A Sufi said, “The Truth, glory to Him, said, ‘When I sustain someone with My names and attributes, I attach him to right or refined conduct. When I show someone part of the reality of My Essence, I attach him to his own destruction. Choose whichever of the two you will: refinement (adab) or destruction (atab)!’“
One day while he was with his companions Ibn Ata stretched out his feet. “Not putting emphasis upon one’s refined behaviour is itself considered refined behaviour among the people who have attained refinement,” said he. A hadith has been related that testifies to this story. The Messenger of Allah had Abu Bakr and Umar with him. Then Uthman entered, and he covered up his leg, saying, “Shall I not be ashamed before a man in front of whom the angels are ashamed?” He was pointing out that even though he held the modesty of Uthman in great esteem, the affection that existed between himself, Abu Bakr and Umar had been more pure. It is with nearly this meaning that they recited:
I act with restraint and modesty,
But sitting with loyal and generous men
I open myself spontaneously
And say what I say without reticence.
Junayd said, “When love is sound, the rules of behaviour are dropped.” Abu Uthman al-Hiri said, “When love is sound, attachment to good behaviour in the lover is assured.” Nuri said, “Whoever has not been educated for the present, his present is disaster!” Dhu-l- Nun al- Misri said, “When the student abandons the exercise of refined behaviour, he returns whence he came.”
I heard Abu Ali al-Daqqaq discuss Allah’s saying,

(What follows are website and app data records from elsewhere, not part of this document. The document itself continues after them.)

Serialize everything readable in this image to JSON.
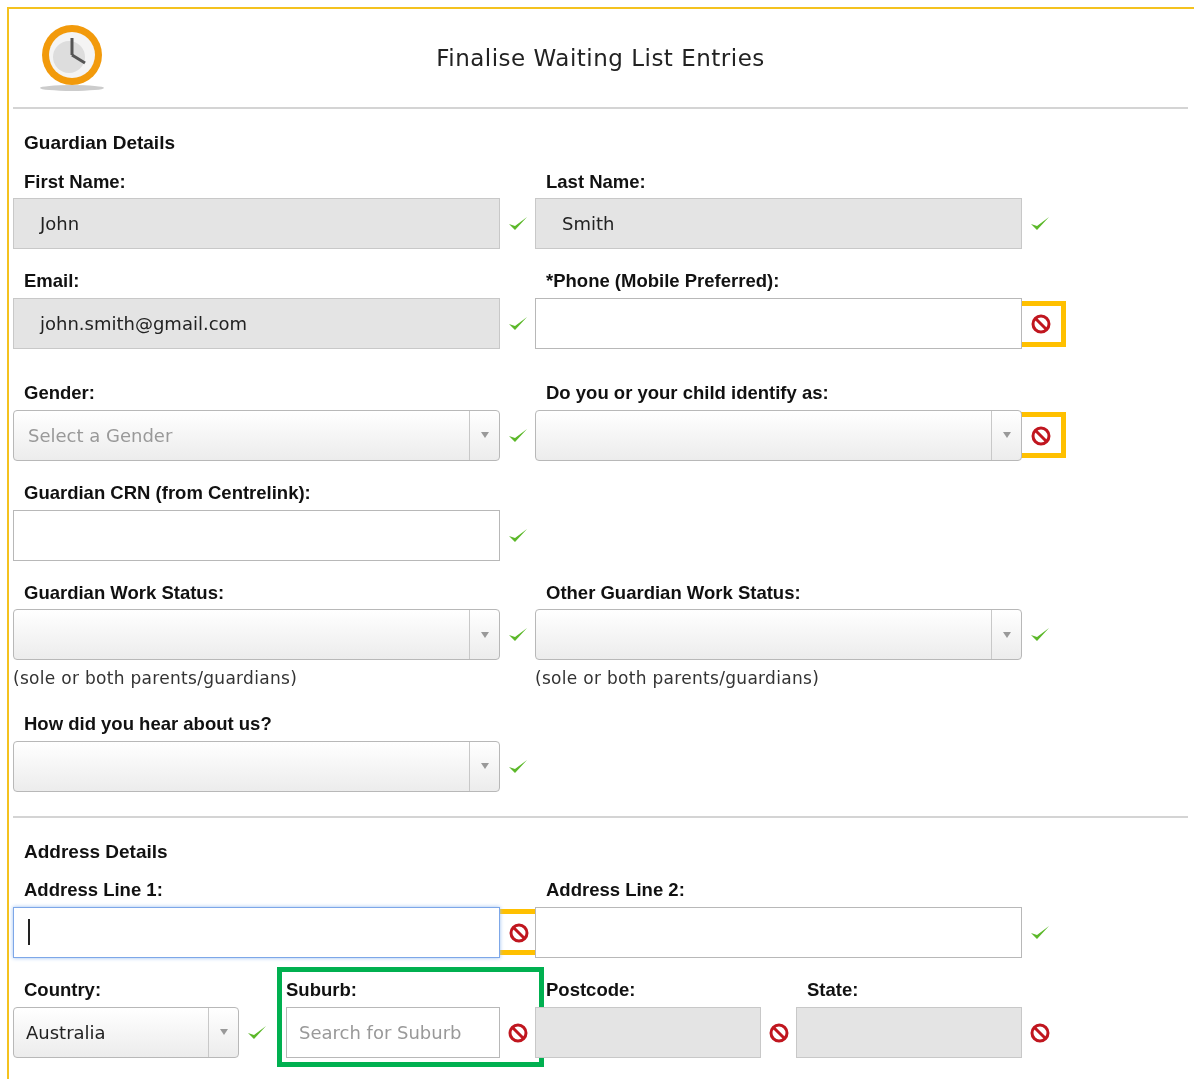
{
  "header": {
    "title": "Finalise Waiting List Entries"
  },
  "sections": [
    {
      "title": "Guardian Details",
      "rows": [
        [
          {
            "label": "First Name:",
            "kind": "text",
            "value": "John",
            "disabled": true,
            "valid": true
          },
          {
            "label": "Last Name:",
            "kind": "text",
            "value": "Smith",
            "disabled": true,
            "valid": true
          }
        ],
        [
          {
            "label": "Email:",
            "kind": "text",
            "value": "john.smith@gmail.com",
            "disabled": true,
            "valid": true
          },
          {
            "label": "*Phone (Mobile Preferred):",
            "kind": "text",
            "disabled": false,
            "valid": false,
            "icon_highlighted": true
          }
        ],
        [
          {
            "label": "Gender:",
            "kind": "select",
            "placeholder": "Select a Gender",
            "disabled": false,
            "valid": true
          },
          {
            "label": "Do you or your child identify as:",
            "kind": "select",
            "disabled": false,
            "valid": false,
            "icon_highlighted": true
          }
        ],
        [
          {
            "label": "Guardian CRN (from Centrelink):",
            "kind": "text",
            "disabled": false,
            "valid": true
          }
        ],
        [
          {
            "label": "Guardian Work Status:",
            "kind": "select",
            "disabled": false,
            "valid": true,
            "note": "(sole or both parents/guardians)"
          },
          {
            "label": "Other Guardian Work Status:",
            "kind": "select",
            "disabled": false,
            "valid": true,
            "note": "(sole or both parents/guardians)"
          }
        ],
        [
          {
            "label": "How did you hear about us?",
            "kind": "select",
            "disabled": false,
            "valid": true
          }
        ]
      ]
    },
    {
      "title": "Address Details",
      "rows": [
        [
          {
            "label": "Address Line 1:",
            "kind": "text",
            "disabled": false,
            "valid": false,
            "focused": true,
            "icon_highlighted": true
          },
          {
            "label": "Address Line 2:",
            "kind": "text",
            "disabled": false,
            "valid": true
          }
        ]
      ],
      "location_fields": [
        {
          "label": "Country:",
          "kind": "select",
          "value": "Australia",
          "disabled": false,
          "valid": true
        },
        {
          "label": "Suburb:",
          "kind": "text",
          "placeholder": "Search for Suburb",
          "disabled": false,
          "valid": false,
          "field_highlighted": true
        },
        {
          "label": "Postcode:",
          "kind": "text",
          "disabled": true,
          "valid": false
        },
        {
          "label": "State:",
          "kind": "text",
          "disabled": true,
          "valid": false
        }
      ]
    }
  ]
}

وَأَيُّوبَ إِذْ نَادَى رَبَّهُ أَنِّي مَسَّنِيَ الضُّرُّ وَأَنتَ أَرْحَمُ الرَّاحِمِينَ
“. . . Ayyub, when he called to His Lord, ‘Trouble has touched me, and You are the Most Merciful of the Merciful” (Surah 21 Al-Ambiya: Verse 83).”
He said, “Because Ayyub (Upon him be peace) maintained the correct refinement of address (and would not presume to tell his Lord what to do), he did not say, ‘Have mercy upon me!’

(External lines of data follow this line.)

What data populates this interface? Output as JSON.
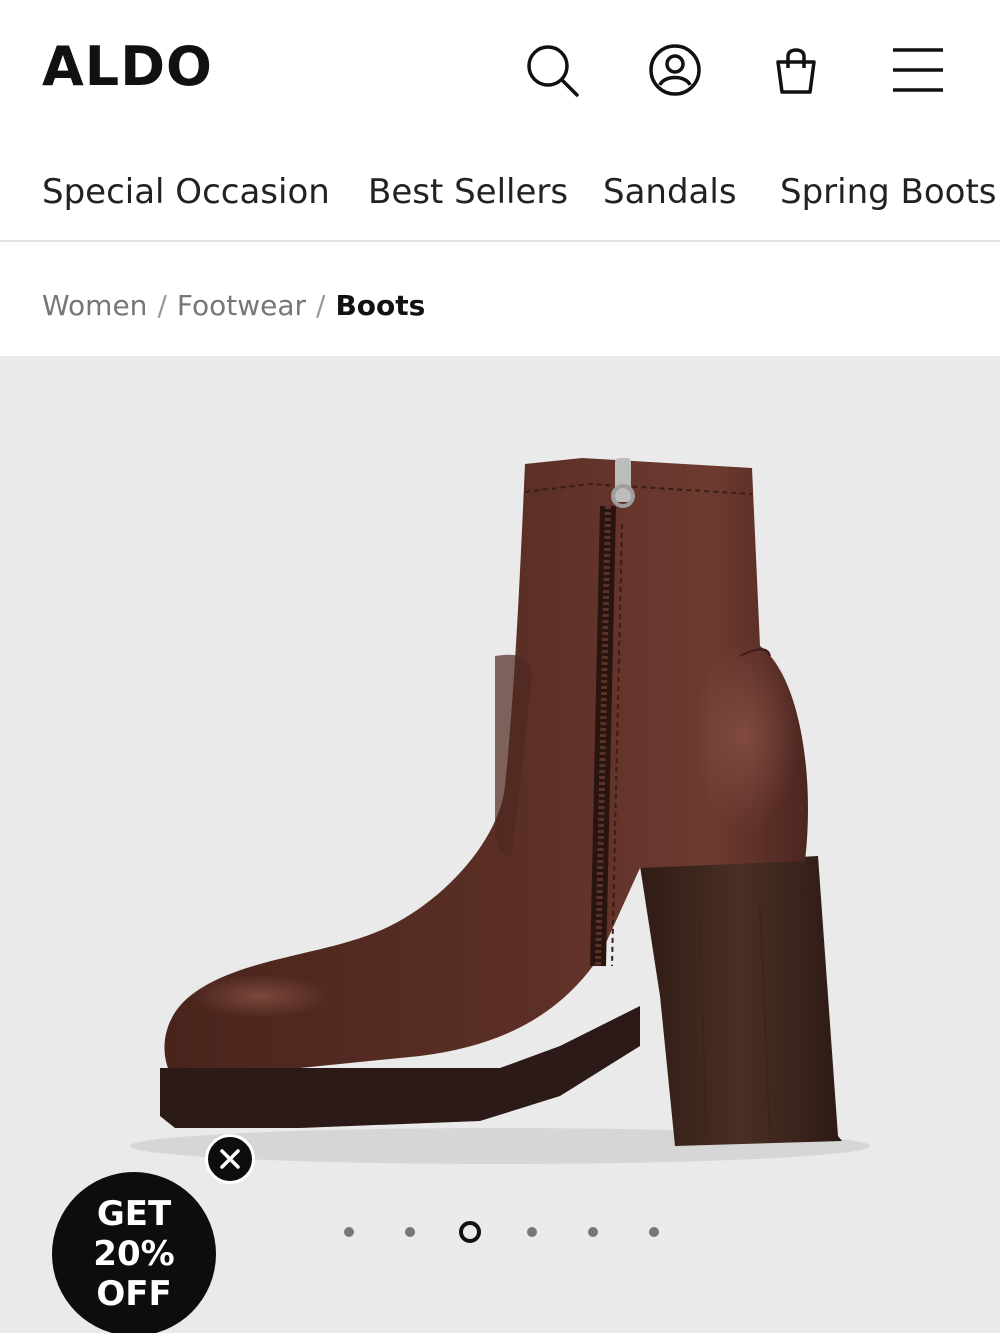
{
  "header": {
    "logo_text": "ALDO",
    "icons": [
      "search-icon",
      "account-icon",
      "shopping-bag-icon",
      "menu-icon"
    ]
  },
  "nav": {
    "items": [
      "Special Occasion",
      "Best Sellers",
      "Sandals",
      "Spring Boots"
    ]
  },
  "breadcrumb": {
    "items": [
      "Women",
      "Footwear",
      "Boots"
    ],
    "separator": "/"
  },
  "gallery": {
    "image": "brown-leather-platform-ankle-boot",
    "total_slides": 6,
    "active_slide": 3,
    "background_color": "#eaeaea"
  },
  "promo": {
    "lines": [
      "GET",
      "20%",
      "OFF"
    ],
    "close_icon": "close-icon",
    "background_color": "#0d0d0d"
  }
}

For the same reason Isa (Upon him be peace) said,
إِن تُعَذِّبْهُمْ فَإِنَّهُمْ عِبَادُكَ وَإِن تَغْفِرْ لَهُمْ فَإِنَّكَ أَنتَ الْعَزِيزُ الْحَكِيمُ
‘If You punish them, they are Your servants’ (Surah 5 Al-Ma’idah: Verse 118). Isa also said,
إِن كُنتُ قُلْتُهُ فَقَدْ عَلِمْتَهُ
‘Had I said it, You would have known it’ (Surah 5 Al-Ma’idah: Verse 116).
Because he was aware of the conduct proper to the divine presence, he could not insult divine Omniscience by saying, ‘I did not say it.’
I heard Muhammad bin Abd Allah al-Sufi say Junayd said, “A righteous man came to me one Friday and asked, ‘Would you send along with me a poor dervish who would bring happiness to my house and eat something with me?’ I looked around and saw that among those present was a poor dervish in whom the signs of need were visible. So I extended him the invitation and told him, ‘Go with this gentleman and bring him happiness.’ So he went. But it was not long before the man came back to me and said, ‘O Abu-l--Qasim, that poor man ate nothing but a mouthful and left!’ ‘Perhaps you said some rough word to him,’ 1 suggested. ‘I said nothing!’ he assured me. I looked around and saw that the poor dervish was back again sitting with me! ‘Why did you not complete his happiness?’ I asked him. ‘O Master,’ he told me, ‘I left Kufa and came to Baghdad without anything to eat, but I hated the idea that because of need, bad behaviour should appear from me in your presence. When you gave me the invitation, I was happy because it originated with you. So I went, but I had no heart for it. When I sat at his table, he set a meal before me and told me, “Eat, for it is dearer to me than 10,000 dirhams!” When I heard that from him, I knew that his aspiration was low, and I shied away from eating his food.’ ‘Did I not say to you that you had behaved badly toward him?’ I said. ‘Abu-l-Qasim, I repent!’ he cried. So I asked the dervish to go with him and make him happy.”